[Records excerpted from a collection]

"""

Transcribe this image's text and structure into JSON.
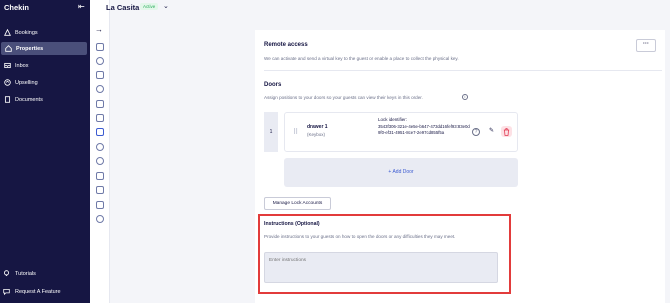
{
  "sidebar": {
    "brand": "Chekin",
    "items": [
      {
        "label": "Bookings",
        "icon": "suitcase-icon"
      },
      {
        "label": "Properties",
        "icon": "home-icon",
        "active": true
      },
      {
        "label": "Inbox",
        "icon": "inbox-icon"
      },
      {
        "label": "Upselling",
        "icon": "upselling-icon"
      },
      {
        "label": "Documents",
        "icon": "document-icon"
      }
    ],
    "bottom": [
      {
        "label": "Tutorials",
        "icon": "bulb-icon"
      },
      {
        "label": "Request A Feature",
        "icon": "chat-icon"
      }
    ]
  },
  "header": {
    "title": "La Casita",
    "status": "Active"
  },
  "remote_access": {
    "title": "Remote access",
    "description": "We can activate and send a virtual key to the guest or enable a place to collect the physical key."
  },
  "doors": {
    "title": "Doors",
    "description": "Assign positions to your doors so your guests can view their keys in this order.",
    "items": [
      {
        "position": "1",
        "name": "drawer 1",
        "type": "(Keybox)",
        "lock_label": "Lock identifier:",
        "lock_id": "3543f306-321e-4e5e-b647-473dd16fef93:83e0d9f0-ef31-4951-8ce7-2e97cd855f5a"
      }
    ],
    "add_label": "+ Add Door"
  },
  "manage_label": "Manage Lock Accounts",
  "instructions": {
    "title": "Instructions (Optional)",
    "description": "Provide instructions to your guests on how to open the doors or any difficulties they may meet.",
    "placeholder": "Enter instructions"
  },
  "colors": {
    "sidebar": "#161643",
    "accent": "#3c5bd1",
    "highlight": "#e23b3b",
    "active_badge": "#2bae5c",
    "danger": "#e0304a"
  }
}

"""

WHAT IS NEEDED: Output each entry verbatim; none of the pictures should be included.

ANSWER BELOW:
Transcribe this image's text and structure into JSON.
{
  "sidebar": {
    "brand": "Chekin",
    "items": [
      {
        "label": "Bookings",
        "icon": "suitcase-icon"
      },
      {
        "label": "Properties",
        "icon": "home-icon",
        "active": true
      },
      {
        "label": "Inbox",
        "icon": "inbox-icon"
      },
      {
        "label": "Upselling",
        "icon": "upselling-icon"
      },
      {
        "label": "Documents",
        "icon": "document-icon"
      }
    ],
    "bottom": [
      {
        "label": "Tutorials",
        "icon": "bulb-icon"
      },
      {
        "label": "Request A Feature",
        "icon": "chat-icon"
      }
    ]
  },
  "header": {
    "title": "La Casita",
    "status": "Active"
  },
  "remote_access": {
    "title": "Remote access",
    "description": "We can activate and send a virtual key to the guest or enable a place to collect the physical key."
  },
  "doors": {
    "title": "Doors",
    "description": "Assign positions to your doors so your guests can view their keys in this order.",
    "items": [
      {
        "position": "1",
        "name": "drawer 1",
        "type": "(Keybox)",
        "lock_label": "Lock identifier:",
        "lock_id": "3543f306-321e-4e5e-b647-473dd16fef93:83e0d9f0-ef31-4951-8ce7-2e97cd855f5a"
      }
    ],
    "add_label": "+ Add Door"
  },
  "manage_label": "Manage Lock Accounts",
  "instructions": {
    "title": "Instructions (Optional)",
    "description": "Provide instructions to your guests on how to open the doors or any difficulties they may meet.",
    "placeholder": "Enter instructions"
  },
  "colors": {
    "sidebar": "#161643",
    "accent": "#3c5bd1",
    "highlight": "#e23b3b",
    "active_badge": "#2bae5c",
    "danger": "#e0304a"
  }
}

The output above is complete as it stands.